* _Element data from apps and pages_
============
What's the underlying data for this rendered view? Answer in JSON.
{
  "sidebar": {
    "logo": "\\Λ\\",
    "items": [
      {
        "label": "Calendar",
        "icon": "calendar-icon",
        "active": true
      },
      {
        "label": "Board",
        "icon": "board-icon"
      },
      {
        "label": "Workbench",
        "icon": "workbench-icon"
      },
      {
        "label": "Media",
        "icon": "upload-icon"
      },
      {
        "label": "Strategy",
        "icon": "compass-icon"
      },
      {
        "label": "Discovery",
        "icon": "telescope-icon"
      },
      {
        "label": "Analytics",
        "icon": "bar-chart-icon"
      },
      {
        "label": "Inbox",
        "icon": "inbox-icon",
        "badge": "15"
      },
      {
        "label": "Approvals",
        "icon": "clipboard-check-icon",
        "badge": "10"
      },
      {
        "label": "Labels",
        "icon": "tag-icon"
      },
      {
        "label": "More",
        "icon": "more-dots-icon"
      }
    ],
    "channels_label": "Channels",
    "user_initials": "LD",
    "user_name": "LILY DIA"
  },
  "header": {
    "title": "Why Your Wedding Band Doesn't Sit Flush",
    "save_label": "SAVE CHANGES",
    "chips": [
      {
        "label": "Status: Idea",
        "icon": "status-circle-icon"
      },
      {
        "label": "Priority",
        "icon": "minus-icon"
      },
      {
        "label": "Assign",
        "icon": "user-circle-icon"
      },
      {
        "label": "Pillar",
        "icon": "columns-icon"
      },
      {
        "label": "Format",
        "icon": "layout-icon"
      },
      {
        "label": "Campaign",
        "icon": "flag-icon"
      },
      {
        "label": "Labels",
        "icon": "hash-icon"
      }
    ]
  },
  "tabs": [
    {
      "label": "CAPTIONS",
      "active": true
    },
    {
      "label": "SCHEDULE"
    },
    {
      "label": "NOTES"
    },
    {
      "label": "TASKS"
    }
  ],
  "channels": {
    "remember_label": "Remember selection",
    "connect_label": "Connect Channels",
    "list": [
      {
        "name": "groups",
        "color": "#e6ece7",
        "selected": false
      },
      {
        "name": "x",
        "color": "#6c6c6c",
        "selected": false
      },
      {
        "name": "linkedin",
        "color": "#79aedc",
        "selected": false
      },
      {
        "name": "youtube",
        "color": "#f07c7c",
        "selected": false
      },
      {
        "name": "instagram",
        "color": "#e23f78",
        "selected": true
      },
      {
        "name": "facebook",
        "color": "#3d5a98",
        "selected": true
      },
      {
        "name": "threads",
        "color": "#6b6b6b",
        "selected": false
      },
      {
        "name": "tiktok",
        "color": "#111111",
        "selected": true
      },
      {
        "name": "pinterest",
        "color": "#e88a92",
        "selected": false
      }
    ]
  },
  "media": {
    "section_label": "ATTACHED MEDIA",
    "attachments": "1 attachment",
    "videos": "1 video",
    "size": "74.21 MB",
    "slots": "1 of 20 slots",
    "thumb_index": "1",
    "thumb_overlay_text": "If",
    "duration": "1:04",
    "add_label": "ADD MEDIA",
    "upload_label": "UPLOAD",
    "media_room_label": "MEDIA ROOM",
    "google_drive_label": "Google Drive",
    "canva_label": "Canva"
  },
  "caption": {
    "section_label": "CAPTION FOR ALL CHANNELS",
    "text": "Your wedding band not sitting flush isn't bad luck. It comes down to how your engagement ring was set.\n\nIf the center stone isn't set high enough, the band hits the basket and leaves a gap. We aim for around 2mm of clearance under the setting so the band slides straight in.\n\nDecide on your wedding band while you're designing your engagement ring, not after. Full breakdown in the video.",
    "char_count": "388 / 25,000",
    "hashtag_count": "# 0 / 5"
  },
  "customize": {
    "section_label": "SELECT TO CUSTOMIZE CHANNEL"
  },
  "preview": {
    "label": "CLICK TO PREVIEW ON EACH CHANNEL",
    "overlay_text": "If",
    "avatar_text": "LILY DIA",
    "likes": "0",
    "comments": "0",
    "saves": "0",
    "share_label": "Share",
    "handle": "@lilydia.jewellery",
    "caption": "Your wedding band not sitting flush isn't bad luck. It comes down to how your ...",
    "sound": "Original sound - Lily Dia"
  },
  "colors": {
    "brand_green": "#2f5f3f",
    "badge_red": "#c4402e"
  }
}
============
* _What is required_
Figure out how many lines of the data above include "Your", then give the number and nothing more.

* _Task output_
3